== Segment start ==
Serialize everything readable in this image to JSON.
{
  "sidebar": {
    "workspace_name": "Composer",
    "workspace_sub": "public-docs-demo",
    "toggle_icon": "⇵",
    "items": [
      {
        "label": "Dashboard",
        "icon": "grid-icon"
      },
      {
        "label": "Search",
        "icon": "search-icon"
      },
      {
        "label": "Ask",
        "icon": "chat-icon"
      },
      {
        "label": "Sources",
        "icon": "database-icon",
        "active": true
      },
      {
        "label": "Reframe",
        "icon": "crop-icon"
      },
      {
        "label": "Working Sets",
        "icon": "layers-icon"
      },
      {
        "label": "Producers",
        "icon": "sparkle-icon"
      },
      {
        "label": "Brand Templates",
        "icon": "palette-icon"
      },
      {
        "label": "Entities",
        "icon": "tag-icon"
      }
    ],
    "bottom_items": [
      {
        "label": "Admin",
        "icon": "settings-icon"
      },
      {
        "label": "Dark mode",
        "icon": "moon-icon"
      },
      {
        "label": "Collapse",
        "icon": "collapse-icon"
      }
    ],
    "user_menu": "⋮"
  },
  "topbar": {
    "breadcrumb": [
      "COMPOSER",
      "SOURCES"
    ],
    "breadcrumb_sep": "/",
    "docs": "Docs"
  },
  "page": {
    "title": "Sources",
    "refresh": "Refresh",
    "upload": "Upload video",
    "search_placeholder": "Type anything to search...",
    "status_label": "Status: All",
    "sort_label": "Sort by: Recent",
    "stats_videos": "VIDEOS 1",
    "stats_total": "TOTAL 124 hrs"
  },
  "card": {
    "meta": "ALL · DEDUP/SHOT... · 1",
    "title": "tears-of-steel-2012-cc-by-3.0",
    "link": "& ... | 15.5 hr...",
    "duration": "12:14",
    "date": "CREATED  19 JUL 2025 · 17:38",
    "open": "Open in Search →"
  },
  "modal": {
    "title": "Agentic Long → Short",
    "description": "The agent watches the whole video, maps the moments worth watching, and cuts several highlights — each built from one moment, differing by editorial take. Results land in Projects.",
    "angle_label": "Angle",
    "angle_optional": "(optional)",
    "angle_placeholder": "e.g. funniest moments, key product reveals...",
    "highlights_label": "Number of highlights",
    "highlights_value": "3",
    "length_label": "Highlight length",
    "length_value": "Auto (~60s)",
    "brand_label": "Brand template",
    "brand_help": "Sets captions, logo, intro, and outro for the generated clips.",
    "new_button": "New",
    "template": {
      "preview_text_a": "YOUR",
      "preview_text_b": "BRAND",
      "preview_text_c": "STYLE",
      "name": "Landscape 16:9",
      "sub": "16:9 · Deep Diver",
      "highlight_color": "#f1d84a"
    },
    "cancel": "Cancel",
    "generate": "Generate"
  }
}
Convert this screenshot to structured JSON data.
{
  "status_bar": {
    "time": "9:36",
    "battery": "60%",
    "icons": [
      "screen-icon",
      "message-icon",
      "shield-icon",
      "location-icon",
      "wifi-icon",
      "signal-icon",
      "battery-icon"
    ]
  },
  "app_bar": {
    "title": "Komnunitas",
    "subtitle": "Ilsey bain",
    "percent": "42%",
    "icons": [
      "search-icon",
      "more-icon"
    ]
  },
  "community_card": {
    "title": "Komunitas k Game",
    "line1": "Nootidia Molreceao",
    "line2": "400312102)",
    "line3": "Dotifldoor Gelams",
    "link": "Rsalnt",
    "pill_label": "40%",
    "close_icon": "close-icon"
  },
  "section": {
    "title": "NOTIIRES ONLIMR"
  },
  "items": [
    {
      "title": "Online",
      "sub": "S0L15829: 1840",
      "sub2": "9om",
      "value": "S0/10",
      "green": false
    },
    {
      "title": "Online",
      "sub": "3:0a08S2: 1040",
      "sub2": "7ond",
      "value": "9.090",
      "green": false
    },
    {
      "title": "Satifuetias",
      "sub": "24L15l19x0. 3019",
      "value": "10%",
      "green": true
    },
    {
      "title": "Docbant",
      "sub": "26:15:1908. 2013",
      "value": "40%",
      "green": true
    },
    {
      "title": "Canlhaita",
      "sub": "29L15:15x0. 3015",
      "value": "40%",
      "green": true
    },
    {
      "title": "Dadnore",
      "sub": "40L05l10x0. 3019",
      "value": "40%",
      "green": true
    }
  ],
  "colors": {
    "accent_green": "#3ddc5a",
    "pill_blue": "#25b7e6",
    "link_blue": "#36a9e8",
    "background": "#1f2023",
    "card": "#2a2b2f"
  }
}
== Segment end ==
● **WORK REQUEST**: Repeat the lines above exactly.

● **REPLY TO THE TASK**:
Serialize everything readable in this image to JSON.
{
  "sidebar": {
    "workspace_name": "Composer",
    "workspace_sub": "public-docs-demo",
    "toggle_icon": "⇵",
    "items": [
      {
        "label": "Dashboard",
        "icon": "grid-icon"
      },
      {
        "label": "Search",
        "icon": "search-icon"
      },
      {
        "label": "Ask",
        "icon": "chat-icon"
      },
      {
        "label": "Sources",
        "icon": "database-icon",
        "active": true
      },
      {
        "label": "Reframe",
        "icon": "crop-icon"
      },
      {
        "label": "Working Sets",
        "icon": "layers-icon"
      },
      {
        "label": "Producers",
        "icon": "sparkle-icon"
      },
      {
        "label": "Brand Templates",
        "icon": "palette-icon"
      },
      {
        "label": "Entities",
        "icon": "tag-icon"
      }
    ],
    "bottom_items": [
      {
        "label": "Admin",
        "icon": "settings-icon"
      },
      {
        "label": "Dark mode",
        "icon": "moon-icon"
      },
      {
        "label": "Collapse",
        "icon": "collapse-icon"
      }
    ],
    "user_menu": "⋮"
  },
  "topbar": {
    "breadcrumb": [
      "COMPOSER",
      "SOURCES"
    ],
    "breadcrumb_sep": "/",
    "docs": "Docs"
  },
  "page": {
    "title": "Sources",
    "refresh": "Refresh",
    "upload": "Upload video",
    "search_placeholder": "Type anything to search...",
    "status_label": "Status: All",
    "sort_label": "Sort by: Recent",
    "stats_videos": "VIDEOS 1",
    "stats_total": "TOTAL 124 hrs"
  },
  "card": {
    "meta": "ALL · DEDUP/SHOT... · 1",
    "title": "tears-of-steel-2012-cc-by-3.0",
    "link": "& ... | 15.5 hr...",
    "duration": "12:14",
    "date": "CREATED  19 JUL 2025 · 17:38",
    "open": "Open in Search →"
  },
  "modal": {
    "title": "Agentic Long → Short",
    "description": "The agent watches the whole video, maps the moments worth watching, and cuts several highlights — each built from one moment, differing by editorial take. Results land in Projects.",
    "angle_label": "Angle",
    "angle_optional": "(optional)",
    "angle_placeholder": "e.g. funniest moments, key product reveals...",
    "highlights_label": "Number of highlights",
    "highlights_value": "3",
    "length_label": "Highlight length",
    "length_value": "Auto (~60s)",
    "brand_label": "Brand template",
    "brand_help": "Sets captions, logo, intro, and outro for the generated clips.",
    "new_button": "New",
    "template": {
      "preview_text_a": "YOUR",
      "preview_text_b": "BRAND",
      "preview_text_c": "STYLE",
      "name": "Landscape 16:9",
      "sub": "16:9 · Deep Diver",
      "highlight_color": "#f1d84a"
    },
    "cancel": "Cancel",
    "generate": "Generate"
  }
}
Convert this screenshot to structured JSON data.
{
  "status_bar": {
    "time": "9:36",
    "battery": "60%",
    "icons": [
      "screen-icon",
      "message-icon",
      "shield-icon",
      "location-icon",
      "wifi-icon",
      "signal-icon",
      "battery-icon"
    ]
  },
  "app_bar": {
    "title": "Komnunitas",
    "subtitle": "Ilsey bain",
    "percent": "42%",
    "icons": [
      "search-icon",
      "more-icon"
    ]
  },
  "community_card": {
    "title": "Komunitas k Game",
    "line1": "Nootidia Molreceao",
    "line2": "400312102)",
    "line3": "Dotifldoor Gelams",
    "link": "Rsalnt",
    "pill_label": "40%",
    "close_icon": "close-icon"
  },
  "section": {
    "title": "NOTIIRES ONLIMR"
  },
  "items": [
    {
      "title": "Online",
      "sub": "S0L15829: 1840",
      "sub2": "9om",
      "value": "S0/10",
      "green": false
    },
    {
      "title": "Online",
      "sub": "3:0a08S2: 1040",
      "sub2": "7ond",
      "value": "9.090",
      "green": false
    },
    {
      "title": "Satifuetias",
      "sub": "24L15l19x0. 3019",
      "value": "10%",
      "green": true
    },
    {
      "title": "Docbant",
      "sub": "26:15:1908. 2013",
      "value": "40%",
      "green": true
    },
    {
      "title": "Canlhaita",
      "sub": "29L15:15x0. 3015",
      "value": "40%",
      "green": true
    },
    {
      "title": "Dadnore",
      "sub": "40L05l10x0. 3019",
      "value": "40%",
      "green": true
    }
  ],
  "colors": {
    "accent_green": "#3ddc5a",
    "pill_blue": "#25b7e6",
    "link_blue": "#36a9e8",
    "background": "#1f2023",
    "card": "#2a2b2f"
  }
}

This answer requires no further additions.